By Ian McConnell

STERLING posted sharp losses yesterday against the euro and dollar, as safe-haven considerations remained in focus amid the intensifying coronavirus crisis.

The pound, which last week hit its lowest levels against the dollar since 1985, was at 5pm in London trading around $1.1479, down by nearly 2.5 cents on its pre-weekend close. Sterling had dropped as far as $1.1413 late last week.

The euro was, at 5pm in London, trading around 93.67p, up by 2.64p on its pre-weekend close against the pound.

Sterling’s renewed falls came on a day on which the FTSE-100 index of leading shares dropped by a further 196.89 points to 4993.89 points. The index fell as far as 4922.76 points during the session, as further huge moves by the US Federal Reserves failed to stop the rout.

The dollar has benefited in recent weeks from its safe-haven status, amid the growing Covid-19 coronavirus pandemic.

And financial-market players have highlighted the perception of the euro as having superior safe-haven credentials relative to sterling.

The UK Government has unveiled huge measures aimed at supporting businesses and individuals as it tries to tackle the effects of the coronavirus outbreak. These have included sweeping measures aimed at supporting the incomes of employees hit by the coronavirus.

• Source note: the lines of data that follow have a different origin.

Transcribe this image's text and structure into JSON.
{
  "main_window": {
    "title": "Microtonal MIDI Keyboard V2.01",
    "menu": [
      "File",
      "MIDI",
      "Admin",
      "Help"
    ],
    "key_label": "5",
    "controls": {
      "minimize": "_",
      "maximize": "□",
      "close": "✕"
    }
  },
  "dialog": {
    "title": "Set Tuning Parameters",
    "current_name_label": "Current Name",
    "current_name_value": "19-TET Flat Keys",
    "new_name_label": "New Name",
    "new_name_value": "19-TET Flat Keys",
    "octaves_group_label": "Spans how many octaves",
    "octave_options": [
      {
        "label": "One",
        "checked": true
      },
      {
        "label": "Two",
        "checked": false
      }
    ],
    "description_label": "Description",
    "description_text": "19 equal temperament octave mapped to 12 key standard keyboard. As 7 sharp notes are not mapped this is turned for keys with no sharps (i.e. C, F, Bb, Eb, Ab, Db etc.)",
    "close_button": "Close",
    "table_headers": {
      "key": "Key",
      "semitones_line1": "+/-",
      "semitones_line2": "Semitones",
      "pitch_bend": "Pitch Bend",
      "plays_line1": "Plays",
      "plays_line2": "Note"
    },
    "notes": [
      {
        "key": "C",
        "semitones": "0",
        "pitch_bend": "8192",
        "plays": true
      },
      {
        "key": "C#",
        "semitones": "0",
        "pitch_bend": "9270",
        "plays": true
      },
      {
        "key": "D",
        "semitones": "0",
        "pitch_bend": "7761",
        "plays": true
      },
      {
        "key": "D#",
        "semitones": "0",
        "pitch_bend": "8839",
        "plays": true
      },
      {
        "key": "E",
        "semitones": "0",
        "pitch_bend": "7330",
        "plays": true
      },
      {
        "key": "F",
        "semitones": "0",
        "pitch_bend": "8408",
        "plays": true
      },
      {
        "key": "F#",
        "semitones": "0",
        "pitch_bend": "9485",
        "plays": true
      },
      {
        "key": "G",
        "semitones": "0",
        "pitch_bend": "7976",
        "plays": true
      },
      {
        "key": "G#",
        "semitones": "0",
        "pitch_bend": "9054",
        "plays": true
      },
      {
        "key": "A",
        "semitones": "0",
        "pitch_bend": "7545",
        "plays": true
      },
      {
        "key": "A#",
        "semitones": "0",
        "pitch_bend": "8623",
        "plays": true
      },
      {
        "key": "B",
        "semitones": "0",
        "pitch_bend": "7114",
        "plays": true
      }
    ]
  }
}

David Madden, analyst at CMC Markets, said yesterday: “Sterling is weaker against most currencies today. At the back end of last week, Rishi Sunak – the Chancellor of the Exchequer – stepped up the fiscal package to tackle the health crisis. The Government will compensate workers impacted by the coronavirus to the tune of 80 per cent of their salary, up to £2,500 per month, for three months initially. The salary move alone could cost the UK Government approximately £40 billion.”

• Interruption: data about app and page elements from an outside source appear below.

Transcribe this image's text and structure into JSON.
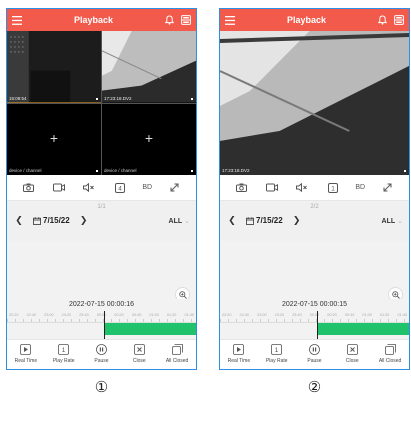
{
  "screens": [
    {
      "title": "Playback",
      "cells": [
        {
          "kind": "video",
          "timestamp": "15:09:54"
        },
        {
          "kind": "video",
          "timestamp": "17:23:18.DV2"
        },
        {
          "kind": "empty",
          "label": "device / channel"
        },
        {
          "kind": "empty",
          "label": "device / channel"
        }
      ],
      "toolbar": {
        "bd_label": "BD"
      },
      "page_indicator": "1/1",
      "date": "7/15/22",
      "filter": "ALL",
      "time_display": "2022-07-15 00:00:16",
      "ticks": [
        "22:20",
        "22:40",
        "23:00",
        "23:20",
        "23:40",
        "00:00",
        "00:20",
        "00:40",
        "01:00",
        "01:20",
        "01:40"
      ],
      "bottom": [
        "Real Time",
        "Play Rate",
        "Pause",
        "Close",
        "All Closed"
      ],
      "caption": "①"
    },
    {
      "title": "Playback",
      "cells": [
        {
          "kind": "video",
          "timestamp": "17:23:18.DV2"
        }
      ],
      "toolbar": {
        "bd_label": "BD"
      },
      "page_indicator": "2/2",
      "date": "7/15/22",
      "filter": "ALL",
      "time_display": "2022-07-15 00:00:15",
      "ticks": [
        "22:20",
        "22:40",
        "23:00",
        "23:20",
        "23:40",
        "00:00",
        "00:20",
        "00:40",
        "01:00",
        "01:20",
        "01:40"
      ],
      "bottom": [
        "Real Time",
        "Play Rate",
        "Pause",
        "Close",
        "All Closed"
      ],
      "caption": "②"
    }
  ],
  "colors": {
    "topbar": "#f25a4c",
    "record": "#21c26c",
    "frame": "#2f8fe6"
  }
}
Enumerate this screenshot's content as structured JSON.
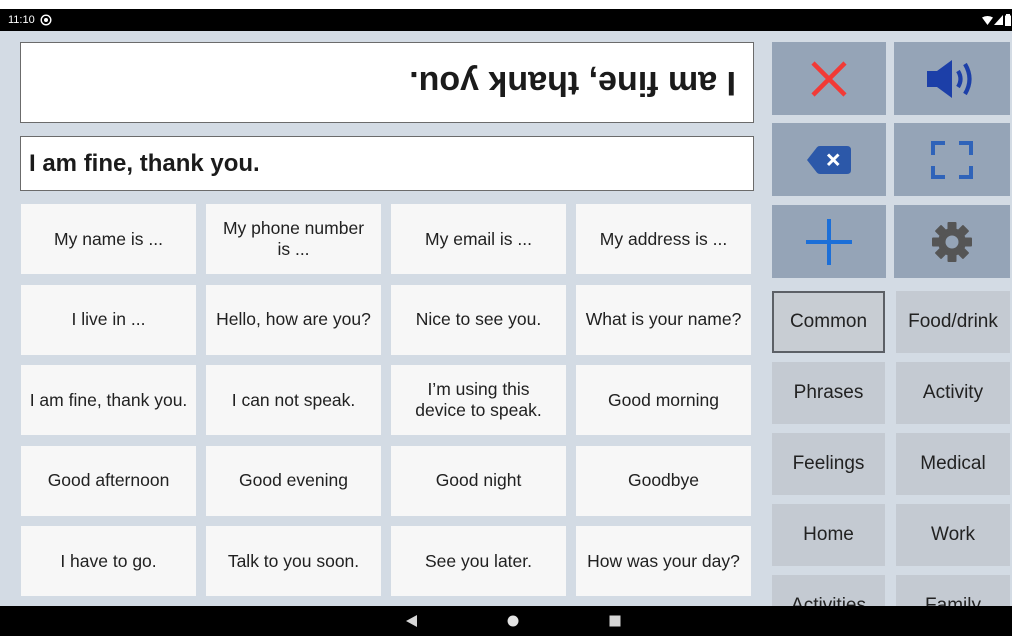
{
  "status_bar": {
    "time": "11:10",
    "notification_icon": "notification-icon",
    "wifi_icon": "wifi-icon",
    "signal_icon": "signal-icon",
    "battery_icon": "battery-icon"
  },
  "display": {
    "flipped_text": "I am fine, thank you.",
    "text": "I am fine, thank you."
  },
  "actions": {
    "clear": {
      "icon": "close-icon",
      "color": "#f23a36"
    },
    "speak": {
      "icon": "speaker-icon",
      "color": "#1c3fa8"
    },
    "backspace": {
      "icon": "backspace-icon",
      "color": "#2c58a9"
    },
    "fullscreen": {
      "icon": "fullscreen-icon",
      "color": "#2f63b9"
    },
    "add": {
      "icon": "plus-icon",
      "color": "#1c6fd8"
    },
    "settings": {
      "icon": "gear-icon",
      "color": "#555555"
    }
  },
  "phrases": [
    [
      "My name is ...",
      "My phone number is ...",
      "My email is ...",
      "My address is ..."
    ],
    [
      "I live in ...",
      "Hello, how are you?",
      "Nice to see you.",
      "What is your name?"
    ],
    [
      "I am fine, thank you.",
      "I can not speak.",
      "I’m using this device to speak.",
      "Good morning"
    ],
    [
      "Good afternoon",
      "Good evening",
      "Good night",
      "Goodbye"
    ],
    [
      "I have to go.",
      "Talk to you soon.",
      "See you later.",
      "How was your day?"
    ]
  ],
  "categories": [
    {
      "label": "Common",
      "selected": true
    },
    {
      "label": "Food/drink",
      "selected": false
    },
    {
      "label": "Phrases",
      "selected": false
    },
    {
      "label": "Activity",
      "selected": false
    },
    {
      "label": "Feelings",
      "selected": false
    },
    {
      "label": "Medical",
      "selected": false
    },
    {
      "label": "Home",
      "selected": false
    },
    {
      "label": "Work",
      "selected": false
    },
    {
      "label": "Activities",
      "selected": false
    },
    {
      "label": "Family",
      "selected": false
    }
  ],
  "navigation_bar": {
    "back_icon": "back-icon",
    "home_icon": "home-icon",
    "recents_icon": "recents-icon"
  },
  "colors": {
    "background": "#d3dbe4",
    "action_button": "#95a4b7",
    "phrase_button": "#f7f7f7",
    "category_button": "#c4cad2",
    "selected_border": "#5c6066",
    "display_border": "#6b6b6b"
  }
}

The Bank of England last week cut UK base rates to a record low of 0.1 per cent. This followed a half-point cut to 0.25% the previous week.